International

  • The United Kingdom – and Parliament – remains split on Brexit, says European Strategist Chris Bailey. He thinks a soft compromise is the obvious solution, especially if assisted by some slight shifts from the European Union. However, this still leaves the day-to-day trade and diplomatic interactions between the UK and the European Union to be worked out, along with longer-term efforts and policies to boost pan-European economic growth levels.

Bottom line

  • The S&P 500 has buoyed in recent days, but until a decisive breakout occurs, Gibbs and Madere recommend patience with wide-scale purchases. They feel there are opportunities to be selective and accumulate individual stocks with partial positions during the market’s current consolidation phase.

As trade negotiations and global affairs progress, your advisor will continue to watch for movements that may affect your financial plan. In the meantime, please reach out to him or her if you have any questions.
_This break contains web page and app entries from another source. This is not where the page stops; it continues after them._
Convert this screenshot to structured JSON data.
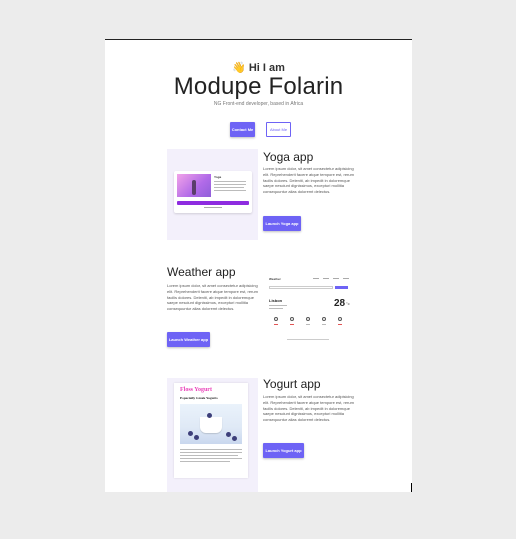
{
  "hero": {
    "wave_icon": "👋",
    "greeting": "Hi I am",
    "name": "Modupe Folarin",
    "subtitle": "NG Front-end developer, based in Africa",
    "contact_label": "Contact Me",
    "about_label": "About Me"
  },
  "projects": [
    {
      "title": "Yoga app",
      "description": "Lorem ipsum dolor, sit amet consectetur adipisicing elit. Reprehenderit facere atque tempore est, rerum facilis dolores. Deleniti, ab impedit in doloremque saepe nesciunt dignissimos, excepturi mollitia consequuntur alias doloremt delectus.",
      "button_label": "Launch Yoga app",
      "preview": {
        "heading": "Yoga"
      }
    },
    {
      "title": "Weather app",
      "description": "Lorem ipsum dolor, sit amet consectetur adipisicing elit. Reprehenderit facere atque tempore est, rerum facilis dolores. Deleniti, ab impedit in doloremque saepe nesciunt dignissimos, excepturi mollitia consequuntur alias doloremt delectus.",
      "button_label": "Launch Weather app",
      "preview": {
        "logo": "Weather",
        "city": "Lisbon",
        "temp": "28",
        "unit": "°c"
      }
    },
    {
      "title": "Yogurt app",
      "description": "Lorem ipsum dolor, sit amet consectetur adipisicing elit. Reprehenderit facere atque tempore est, rerum facilis dolores. Deleniti, ab impedit in doloremque saepe nesciunt dignissimos, excepturi mollitia consequuntur alias doloremt delectus.",
      "button_label": "Launch Yogurt app",
      "preview": {
        "brand": "Floss Yogurt",
        "tagline": "Especially Greek Yogurts"
      }
    }
  ],
  "colors": {
    "accent": "#6e63f5",
    "thumb_bg": "#f3f0fb",
    "yogurt_brand": "#e93fb8"
  }
}
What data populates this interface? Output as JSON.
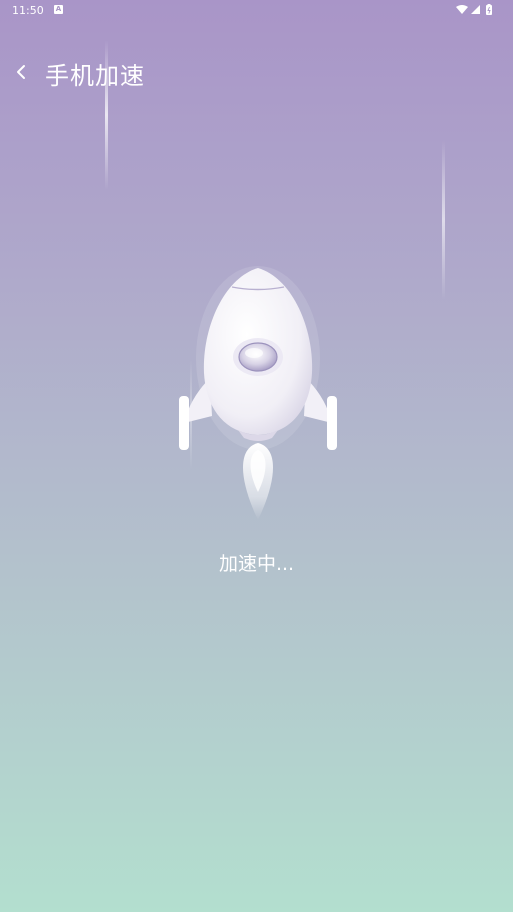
{
  "status_bar": {
    "time": "11:50",
    "notification_icon": "a-notification-icon",
    "icons": [
      "wifi-icon",
      "signal-icon",
      "battery-icon"
    ]
  },
  "header": {
    "back_icon": "chevron-left-icon",
    "title": "手机加速"
  },
  "main": {
    "illustration": "rocket-icon",
    "status_text": "加速中..."
  },
  "colors": {
    "gradient_top": "#a995c8",
    "gradient_middle": "#b3c0cc",
    "gradient_bottom": "#b3dfcf",
    "text": "#ffffff"
  }
}
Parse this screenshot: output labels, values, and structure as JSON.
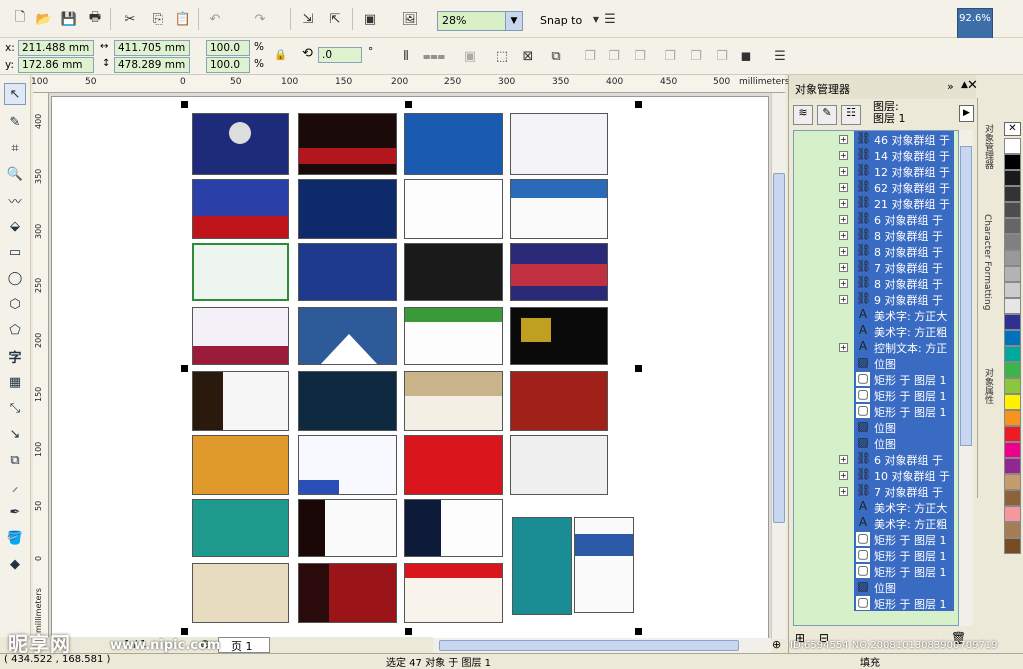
{
  "toolbar": {
    "zoom_value": "28%",
    "snap_label": "Snap to",
    "zoom_badge": "92.6%"
  },
  "property_bar": {
    "x_label": "x:",
    "x_value": "211.488 mm",
    "y_label": "y:",
    "y_value": "172.86 mm",
    "width_value": "411.705 mm",
    "height_value": "478.289 mm",
    "scale_x": "100.0",
    "scale_y": "100.0",
    "percent": "%",
    "rotation": ".0",
    "degree": "°"
  },
  "ruler": {
    "unit": "millimeters",
    "top_ticks": [
      "100",
      "50",
      "0",
      "50",
      "100",
      "150",
      "200",
      "250",
      "300",
      "350",
      "400",
      "450",
      "500"
    ],
    "left_ticks": [
      "400",
      "350",
      "300",
      "250",
      "200",
      "150",
      "100",
      "50",
      "0"
    ],
    "left_unit": "millimeters"
  },
  "page_tab": {
    "label": "页 1",
    "counter": "1 / 1"
  },
  "status": {
    "coords": "( 434.522 , 168.581 )",
    "selection": "选定 47 对象 于 图层 1",
    "right_text": "填充"
  },
  "docker": {
    "title": "对象管理器",
    "layer_line1": "图层:",
    "layer_line2": "图层 1",
    "rows": [
      {
        "text": "46 对象群组 于",
        "icon": "group-icon",
        "expand": true
      },
      {
        "text": "14 对象群组 于",
        "icon": "group-icon",
        "expand": true
      },
      {
        "text": "12 对象群组 于",
        "icon": "group-icon",
        "expand": true
      },
      {
        "text": "62 对象群组 于",
        "icon": "group-icon",
        "expand": true
      },
      {
        "text": "21 对象群组 于",
        "icon": "group-icon",
        "expand": true
      },
      {
        "text": "6 对象群组 于",
        "icon": "group-icon",
        "expand": true
      },
      {
        "text": "8 对象群组 于",
        "icon": "group-icon",
        "expand": true
      },
      {
        "text": "8 对象群组 于",
        "icon": "group-icon",
        "expand": true
      },
      {
        "text": "7 对象群组 于",
        "icon": "group-icon",
        "expand": true
      },
      {
        "text": "8 对象群组 于",
        "icon": "group-icon",
        "expand": true
      },
      {
        "text": "9 对象群组 于",
        "icon": "group-icon",
        "expand": true
      },
      {
        "text": "美术字: 方正大",
        "icon": "text-icon",
        "expand": false
      },
      {
        "text": "美术字: 方正粗",
        "icon": "text-icon",
        "expand": false
      },
      {
        "text": "控制文本: 方正",
        "icon": "text-icon",
        "expand": true
      },
      {
        "text": "位图",
        "icon": "bitmap-icon",
        "expand": false
      },
      {
        "text": "矩形 于 图层 1",
        "icon": "rect-icon",
        "expand": false
      },
      {
        "text": "矩形 于 图层 1",
        "icon": "rect-icon",
        "expand": false
      },
      {
        "text": "矩形 于 图层 1",
        "icon": "rect-icon",
        "expand": false
      },
      {
        "text": "位图",
        "icon": "bitmap-icon",
        "expand": false
      },
      {
        "text": "位图",
        "icon": "bitmap-icon",
        "expand": false
      },
      {
        "text": "6 对象群组 于",
        "icon": "group-icon",
        "expand": true
      },
      {
        "text": "10 对象群组 于",
        "icon": "group-icon",
        "expand": true
      },
      {
        "text": "7 对象群组 于",
        "icon": "group-icon",
        "expand": true
      },
      {
        "text": "美术字: 方正大",
        "icon": "text-icon",
        "expand": false
      },
      {
        "text": "美术字: 方正粗",
        "icon": "text-icon",
        "expand": false
      },
      {
        "text": "矩形 于 图层 1",
        "icon": "rect-icon",
        "expand": false
      },
      {
        "text": "矩形 于 图层 1",
        "icon": "rect-icon",
        "expand": false
      },
      {
        "text": "矩形 于 图层 1",
        "icon": "rect-icon",
        "expand": false
      },
      {
        "text": "位图",
        "icon": "bitmap-icon",
        "expand": false
      },
      {
        "text": "矩形 于 图层 1",
        "icon": "rect-icon",
        "expand": false
      }
    ]
  },
  "side_tabs": [
    "对象管理器",
    "Character Formatting",
    "对象属性"
  ],
  "palette_colors": [
    "#ffffff",
    "#000000",
    "#1a1a1a",
    "#333333",
    "#4d4d4d",
    "#666666",
    "#808080",
    "#999999",
    "#b3b3b3",
    "#cccccc",
    "#e6e6e6",
    "#2e3192",
    "#0071bc",
    "#00a99d",
    "#39b54a",
    "#8cc63f",
    "#fff200",
    "#f7941d",
    "#ed1c24",
    "#ec008c",
    "#92278f",
    "#c69c6d",
    "#8c6239",
    "#f5989d",
    "#a67c52",
    "#754c24"
  ],
  "watermark": {
    "logo": "昵享网",
    "site": "www.nipic.com",
    "id": "ID:6594554 NO:20081013083900709719"
  }
}
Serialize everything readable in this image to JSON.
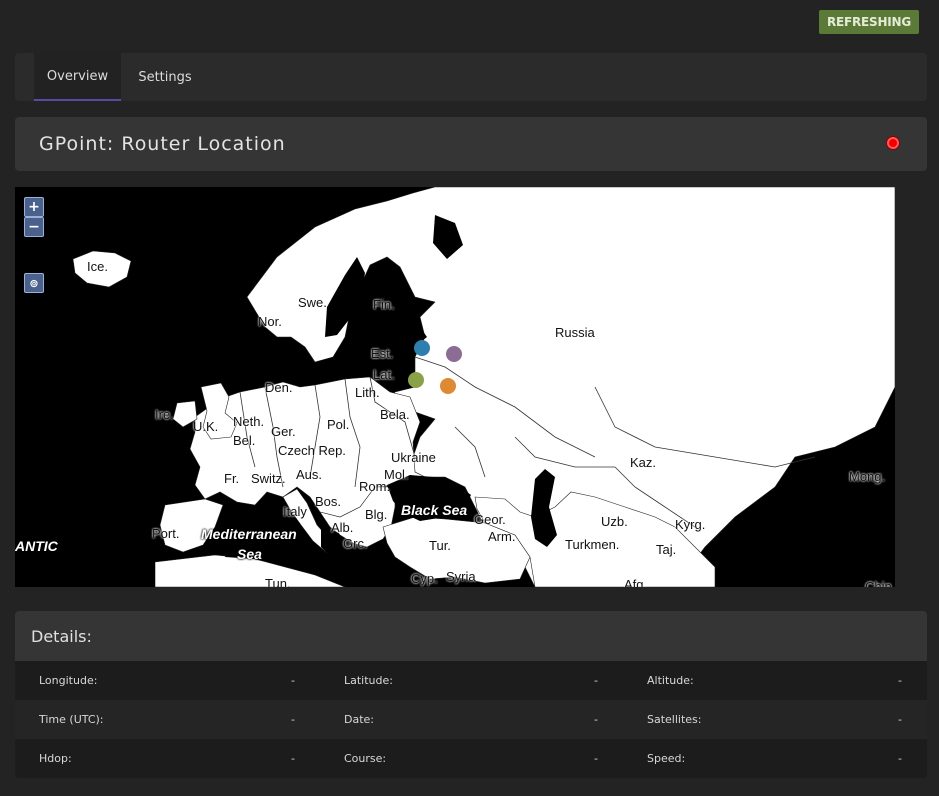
{
  "status": {
    "label": "REFRESHING",
    "color": "#5b7a38"
  },
  "tabs": [
    {
      "label": "Overview",
      "active": true
    },
    {
      "label": "Settings",
      "active": false
    }
  ],
  "title": {
    "text": "GPoint: Router Location",
    "status_color": "#f20000"
  },
  "map": {
    "controls": {
      "zoom_in": "+",
      "zoom_out": "−",
      "locate": "⊚"
    },
    "country_labels": [
      "Ice.",
      "Swe.",
      "Fin.",
      "Nor.",
      "Russia",
      "Est.",
      "Lat.",
      "Lith.",
      "Den.",
      "Ire.",
      "U.K.",
      "Neth.",
      "Bel.",
      "Ger.",
      "Pol.",
      "Bela.",
      "Czech Rep.",
      "Ukraine",
      "Fr.",
      "Switz.",
      "Aus.",
      "Mol.",
      "Rom.",
      "Kaz.",
      "Mong.",
      "Bos.",
      "Italy",
      "Alb.",
      "Blg.",
      "Geor.",
      "Arm.",
      "Port.",
      "Uzb.",
      "Kyrg.",
      "Taj.",
      "Turkmen.",
      "Tur.",
      "Grc.",
      "Cyp.",
      "Syria",
      "Tun.",
      "Afg.",
      "Chin"
    ],
    "sea_labels": [
      "Black Sea",
      "Mediterranean",
      "Sea",
      "ANTIC"
    ],
    "markers": [
      {
        "color": "#2e7fb0"
      },
      {
        "color": "#8c6b95"
      },
      {
        "color": "#8aa14a"
      },
      {
        "color": "#dd8a33"
      }
    ]
  },
  "details": {
    "heading": "Details:",
    "rows": [
      [
        {
          "label": "Longitude:",
          "value": "-"
        },
        {
          "label": "Latitude:",
          "value": "-"
        },
        {
          "label": "Altitude:",
          "value": "-"
        }
      ],
      [
        {
          "label": "Time (UTC):",
          "value": "-"
        },
        {
          "label": "Date:",
          "value": "-"
        },
        {
          "label": "Satellites:",
          "value": "-"
        }
      ],
      [
        {
          "label": "Hdop:",
          "value": "-"
        },
        {
          "label": "Course:",
          "value": "-"
        },
        {
          "label": "Speed:",
          "value": "-"
        }
      ]
    ]
  }
}
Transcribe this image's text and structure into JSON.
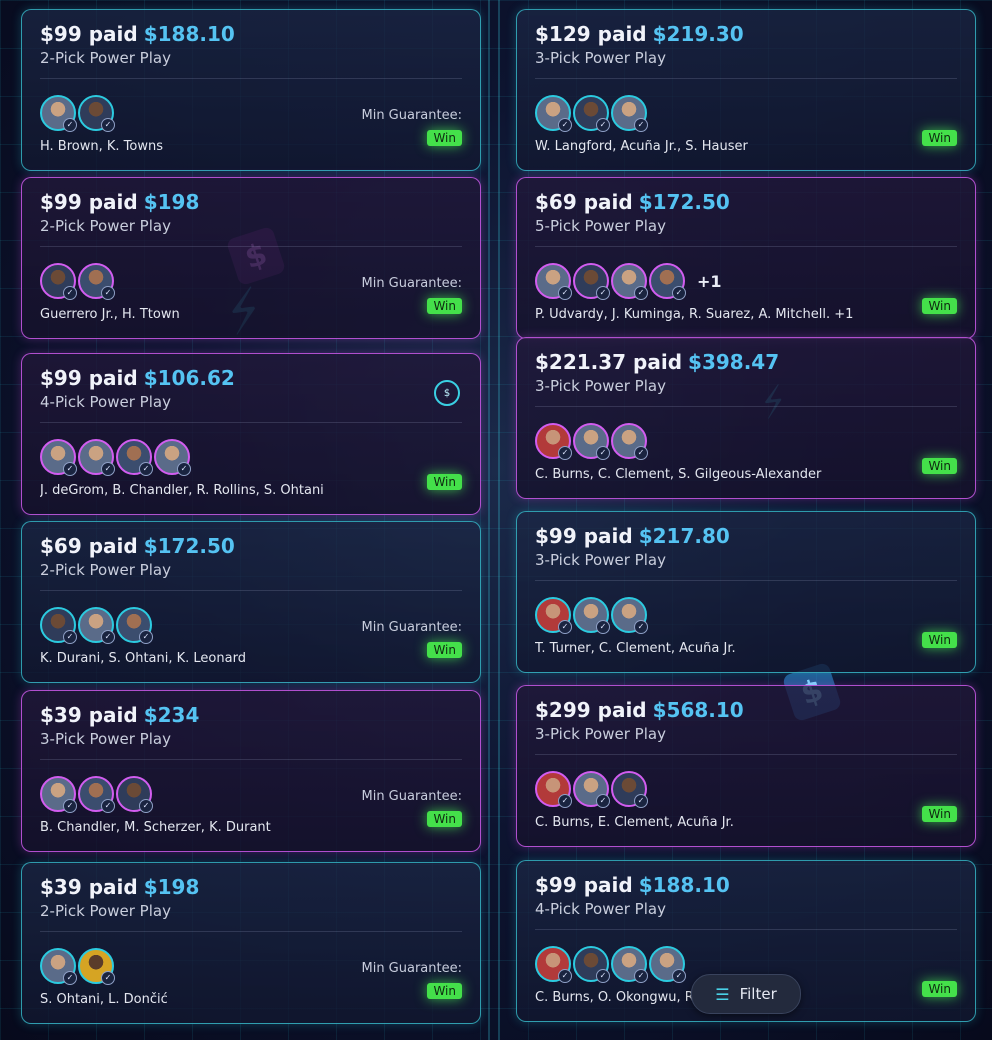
{
  "colors": {
    "accent_teal": "#3ac8d7",
    "accent_purple": "#cd5aeb",
    "payout_blue": "#55c3f2",
    "win_green": "#44e04a"
  },
  "filter_label": "Filter",
  "filter_icon": "sliders-icon",
  "cards": [
    {
      "paid": "$99 paid",
      "payout": "$188.10",
      "type": "2-Pick Power Play",
      "players": "H. Brown, K. Towns",
      "guarantee": "Min Guarantee:",
      "result": "Win",
      "avatars": 2,
      "more": "",
      "theme": "teal",
      "icon": ""
    },
    {
      "paid": "$99 paid",
      "payout": "$198",
      "type": "2-Pick Power Play",
      "players": "Guerrero Jr., H. Ttown",
      "guarantee": "Min Guarantee:",
      "result": "Win",
      "avatars": 2,
      "more": "",
      "theme": "purple",
      "icon": ""
    },
    {
      "paid": "$99 paid",
      "payout": "$106.62",
      "type": "4-Pick Power Play",
      "players": "J. deGrom, B. Chandler, R. Rollins, S. Ohtani",
      "guarantee": "",
      "result": "Win",
      "avatars": 4,
      "more": "",
      "theme": "purple",
      "icon": "money-bag-icon"
    },
    {
      "paid": "$69 paid",
      "payout": "$172.50",
      "type": "2-Pick Power Play",
      "players": "K. Durani, S. Ohtani, K. Leonard",
      "guarantee": "Min Guarantee:",
      "result": "Win",
      "avatars": 3,
      "more": "",
      "theme": "teal",
      "icon": ""
    },
    {
      "paid": "$39 paid",
      "payout": "$234",
      "type": "3-Pick Power Play",
      "players": "B. Chandler, M. Scherzer, K. Durant",
      "guarantee": "Min Guarantee:",
      "result": "Win",
      "avatars": 3,
      "more": "",
      "theme": "purple",
      "icon": ""
    },
    {
      "paid": "$39 paid",
      "payout": "$198",
      "type": "2-Pick Power Play",
      "players": "S. Ohtani, L. Dončić",
      "guarantee": "Min Guarantee:",
      "result": "Win",
      "avatars": 2,
      "more": "",
      "theme": "teal",
      "icon": ""
    },
    {
      "paid": "$129 paid",
      "payout": "$219.30",
      "type": "3-Pick Power Play",
      "players": "W. Langford, Acuña Jr., S. Hauser",
      "guarantee": "",
      "result": "Win",
      "avatars": 3,
      "more": "",
      "theme": "teal",
      "icon": ""
    },
    {
      "paid": "$69 paid",
      "payout": "$172.50",
      "type": "5-Pick Power Play",
      "players": "P. Udvardy, J. Kuminga, R. Suarez, A. Mitchell. +1",
      "guarantee": "",
      "result": "Win",
      "avatars": 4,
      "more": "+1",
      "theme": "purple",
      "icon": ""
    },
    {
      "paid": "$221.37 paid",
      "payout": "$398.47",
      "type": "3-Pick Power Play",
      "players": "C. Burns, C. Clement, S. Gilgeous-Alexander",
      "guarantee": "",
      "result": "Win",
      "avatars": 3,
      "more": "",
      "theme": "purple",
      "icon": ""
    },
    {
      "paid": "$99 paid",
      "payout": "$217.80",
      "type": "3-Pick Power Play",
      "players": "T. Turner, C. Clement, Acuña Jr.",
      "guarantee": "",
      "result": "Win",
      "avatars": 3,
      "more": "",
      "theme": "teal",
      "icon": ""
    },
    {
      "paid": "$299 paid",
      "payout": "$568.10",
      "type": "3-Pick Power Play",
      "players": "C. Burns, E. Clement, Acuña Jr.",
      "guarantee": "",
      "result": "Win",
      "avatars": 3,
      "more": "",
      "theme": "purple",
      "icon": ""
    },
    {
      "paid": "$99 paid",
      "payout": "$188.10",
      "type": "4-Pick Power Play",
      "players": "C. Burns, O. Okongwu, R.",
      "guarantee": "",
      "result": "Win",
      "avatars": 4,
      "more": "",
      "theme": "teal",
      "icon": ""
    }
  ]
}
Investing involves risk, and investors may incur a profit or a loss. All expressions of opinion reflect the judgment of the Research Department of Raymond James & Associates, Inc., and are subject to change. Past performance is not an indication of future results and there is no assurance that any of the forecasts mentioned will occur. The process of rebalancing may result in tax consequences. Economic and market conditions are subject to change. The Dow Jones Industrial Average is an unmanaged index of 30 widely held stocks. The NASDAQ Composite Index is an unmanaged index of all common stocks listed on the NASDAQ National Stock Market. The S&P 500 is an unmanaged index of 500 widely held stocks. The MSCI EAFE (Europe, Australia, Far East) index is an unmanaged index that is generally considered representative of the international stock market. The Russell 2000 is an unmanaged index of small cap securities. The Bloomberg Barclays US Aggregate Bond Index is a broad-based flagship benchmark that measures the investment grade, U.S. dollar-denominated, fixed-rate taxable bond market. The Purchasing Managers Index (PMI) is a measure of the prevailing direction of economic trends in manufacturing. An investment cannot be made in these indexes. International investing involves additional risks such as currency fluctuations, differing financial accounting standards, and possible political and economic instability. These risks are greater in emerging markets. Small and mid-cap securities generally involve greater risks. Companies engaged in business related to a specific sector are subject to fierce competition and their products and services may be subject to rapid obsolescence. There are additional risks associated with investing in an individual sector, including limited diversification. The performance noted does not include fees or charges, which would reduce an investor's returns. Asset allocation and diversification do not guarantee a profit nor protect against a loss. Debt securities are subject to credit risk. A downgrade in an issuer’s credit rating or other adverse news about an issuer can reduce the market value of that issuer’s securities. When interest rates rise, the market value of these bonds will decline, and vice versa. U.S. Treasury securities are guaranteed by the U.S. government and, if held to maturity, offer a fixed rate of return and guaranteed principal value. The yield curve is a graphic depiction of the relationship between the yield on bonds of the same credit quality but different maturities. Chris Bailey is with Raymond James Investment Services. Material prepared by Raymond James for use by its advisors.